RECORDS TO USE Block Start

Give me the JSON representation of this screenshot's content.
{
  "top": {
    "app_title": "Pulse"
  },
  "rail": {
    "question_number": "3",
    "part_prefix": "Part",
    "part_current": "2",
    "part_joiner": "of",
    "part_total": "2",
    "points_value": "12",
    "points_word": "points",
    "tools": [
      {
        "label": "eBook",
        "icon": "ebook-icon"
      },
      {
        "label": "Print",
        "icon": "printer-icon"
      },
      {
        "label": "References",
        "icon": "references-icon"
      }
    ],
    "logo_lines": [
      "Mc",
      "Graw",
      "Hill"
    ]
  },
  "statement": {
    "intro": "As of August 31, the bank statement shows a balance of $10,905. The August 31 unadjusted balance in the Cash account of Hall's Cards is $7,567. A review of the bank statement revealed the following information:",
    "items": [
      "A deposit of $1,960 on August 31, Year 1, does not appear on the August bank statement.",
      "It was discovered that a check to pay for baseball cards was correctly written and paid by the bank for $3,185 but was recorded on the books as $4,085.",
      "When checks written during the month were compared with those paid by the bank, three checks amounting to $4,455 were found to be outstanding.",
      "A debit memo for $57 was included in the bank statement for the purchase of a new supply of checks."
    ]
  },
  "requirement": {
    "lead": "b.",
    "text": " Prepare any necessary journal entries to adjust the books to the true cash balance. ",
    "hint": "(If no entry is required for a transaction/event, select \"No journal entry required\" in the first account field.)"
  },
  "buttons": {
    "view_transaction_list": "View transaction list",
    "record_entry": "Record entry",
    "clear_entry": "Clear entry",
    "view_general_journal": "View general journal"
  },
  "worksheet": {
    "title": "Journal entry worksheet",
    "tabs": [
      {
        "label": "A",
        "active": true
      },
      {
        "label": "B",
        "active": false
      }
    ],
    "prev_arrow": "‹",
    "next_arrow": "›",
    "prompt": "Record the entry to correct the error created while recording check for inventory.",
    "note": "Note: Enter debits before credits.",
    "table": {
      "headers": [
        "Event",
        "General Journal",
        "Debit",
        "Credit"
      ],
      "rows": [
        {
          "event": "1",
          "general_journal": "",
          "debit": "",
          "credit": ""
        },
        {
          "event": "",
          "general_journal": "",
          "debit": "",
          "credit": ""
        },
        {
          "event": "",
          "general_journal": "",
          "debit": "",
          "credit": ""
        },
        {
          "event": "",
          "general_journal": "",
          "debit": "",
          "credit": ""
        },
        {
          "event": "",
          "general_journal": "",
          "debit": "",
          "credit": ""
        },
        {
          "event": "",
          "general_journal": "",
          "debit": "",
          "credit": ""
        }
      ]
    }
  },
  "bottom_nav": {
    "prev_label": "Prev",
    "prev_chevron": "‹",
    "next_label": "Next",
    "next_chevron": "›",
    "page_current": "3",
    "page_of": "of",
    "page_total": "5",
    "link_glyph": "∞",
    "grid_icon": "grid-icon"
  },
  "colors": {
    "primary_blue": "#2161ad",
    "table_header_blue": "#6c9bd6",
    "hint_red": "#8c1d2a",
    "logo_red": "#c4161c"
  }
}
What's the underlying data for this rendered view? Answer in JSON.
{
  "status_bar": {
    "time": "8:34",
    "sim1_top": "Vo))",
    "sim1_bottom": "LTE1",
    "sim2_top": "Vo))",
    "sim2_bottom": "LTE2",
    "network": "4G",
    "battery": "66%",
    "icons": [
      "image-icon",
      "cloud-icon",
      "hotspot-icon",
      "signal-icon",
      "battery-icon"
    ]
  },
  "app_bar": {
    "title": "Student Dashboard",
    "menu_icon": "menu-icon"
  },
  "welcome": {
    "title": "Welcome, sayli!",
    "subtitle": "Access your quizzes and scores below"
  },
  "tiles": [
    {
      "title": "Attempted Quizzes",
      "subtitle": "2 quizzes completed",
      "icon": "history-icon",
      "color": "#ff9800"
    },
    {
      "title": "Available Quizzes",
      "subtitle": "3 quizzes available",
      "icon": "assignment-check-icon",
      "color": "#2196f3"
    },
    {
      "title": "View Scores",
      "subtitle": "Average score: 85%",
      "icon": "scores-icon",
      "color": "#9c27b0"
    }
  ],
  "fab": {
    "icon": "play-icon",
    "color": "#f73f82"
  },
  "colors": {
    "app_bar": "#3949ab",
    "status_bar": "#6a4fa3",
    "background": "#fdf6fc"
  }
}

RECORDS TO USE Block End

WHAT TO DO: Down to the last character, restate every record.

SOLUTION FOR THIS PROBLEM:
Give me the JSON representation of this screenshot's content.
{
  "top": {
    "app_title": "Pulse"
  },
  "rail": {
    "question_number": "3",
    "part_prefix": "Part",
    "part_current": "2",
    "part_joiner": "of",
    "part_total": "2",
    "points_value": "12",
    "points_word": "points",
    "tools": [
      {
        "label": "eBook",
        "icon": "ebook-icon"
      },
      {
        "label": "Print",
        "icon": "printer-icon"
      },
      {
        "label": "References",
        "icon": "references-icon"
      }
    ],
    "logo_lines": [
      "Mc",
      "Graw",
      "Hill"
    ]
  },
  "statement": {
    "intro": "As of August 31, the bank statement shows a balance of $10,905. The August 31 unadjusted balance in the Cash account of Hall's Cards is $7,567. A review of the bank statement revealed the following information:",
    "items": [
      "A deposit of $1,960 on August 31, Year 1, does not appear on the August bank statement.",
      "It was discovered that a check to pay for baseball cards was correctly written and paid by the bank for $3,185 but was recorded on the books as $4,085.",
      "When checks written during the month were compared with those paid by the bank, three checks amounting to $4,455 were found to be outstanding.",
      "A debit memo for $57 was included in the bank statement for the purchase of a new supply of checks."
    ]
  },
  "requirement": {
    "lead": "b.",
    "text": " Prepare any necessary journal entries to adjust the books to the true cash balance. ",
    "hint": "(If no entry is required for a transaction/event, select \"No journal entry required\" in the first account field.)"
  },
  "buttons": {
    "view_transaction_list": "View transaction list",
    "record_entry": "Record entry",
    "clear_entry": "Clear entry",
    "view_general_journal": "View general journal"
  },
  "worksheet": {
    "title": "Journal entry worksheet",
    "tabs": [
      {
        "label": "A",
        "active": true
      },
      {
        "label": "B",
        "active": false
      }
    ],
    "prev_arrow": "‹",
    "next_arrow": "›",
    "prompt": "Record the entry to correct the error created while recording check for inventory.",
    "note": "Note: Enter debits before credits.",
    "table": {
      "headers": [
        "Event",
        "General Journal",
        "Debit",
        "Credit"
      ],
      "rows": [
        {
          "event": "1",
          "general_journal": "",
          "debit": "",
          "credit": ""
        },
        {
          "event": "",
          "general_journal": "",
          "debit": "",
          "credit": ""
        },
        {
          "event": "",
          "general_journal": "",
          "debit": "",
          "credit": ""
        },
        {
          "event": "",
          "general_journal": "",
          "debit": "",
          "credit": ""
        },
        {
          "event": "",
          "general_journal": "",
          "debit": "",
          "credit": ""
        },
        {
          "event": "",
          "general_journal": "",
          "debit": "",
          "credit": ""
        }
      ]
    }
  },
  "bottom_nav": {
    "prev_label": "Prev",
    "prev_chevron": "‹",
    "next_label": "Next",
    "next_chevron": "›",
    "page_current": "3",
    "page_of": "of",
    "page_total": "5",
    "link_glyph": "∞",
    "grid_icon": "grid-icon"
  },
  "colors": {
    "primary_blue": "#2161ad",
    "table_header_blue": "#6c9bd6",
    "hint_red": "#8c1d2a",
    "logo_red": "#c4161c"
  }
}
What's the underlying data for this rendered view? Answer in JSON.
{
  "status_bar": {
    "time": "8:34",
    "sim1_top": "Vo))",
    "sim1_bottom": "LTE1",
    "sim2_top": "Vo))",
    "sim2_bottom": "LTE2",
    "network": "4G",
    "battery": "66%",
    "icons": [
      "image-icon",
      "cloud-icon",
      "hotspot-icon",
      "signal-icon",
      "battery-icon"
    ]
  },
  "app_bar": {
    "title": "Student Dashboard",
    "menu_icon": "menu-icon"
  },
  "welcome": {
    "title": "Welcome, sayli!",
    "subtitle": "Access your quizzes and scores below"
  },
  "tiles": [
    {
      "title": "Attempted Quizzes",
      "subtitle": "2 quizzes completed",
      "icon": "history-icon",
      "color": "#ff9800"
    },
    {
      "title": "Available Quizzes",
      "subtitle": "3 quizzes available",
      "icon": "assignment-check-icon",
      "color": "#2196f3"
    },
    {
      "title": "View Scores",
      "subtitle": "Average score: 85%",
      "icon": "scores-icon",
      "color": "#9c27b0"
    }
  ],
  "fab": {
    "icon": "play-icon",
    "color": "#f73f82"
  },
  "colors": {
    "app_bar": "#3949ab",
    "status_bar": "#6a4fa3",
    "background": "#fdf6fc"
  }
}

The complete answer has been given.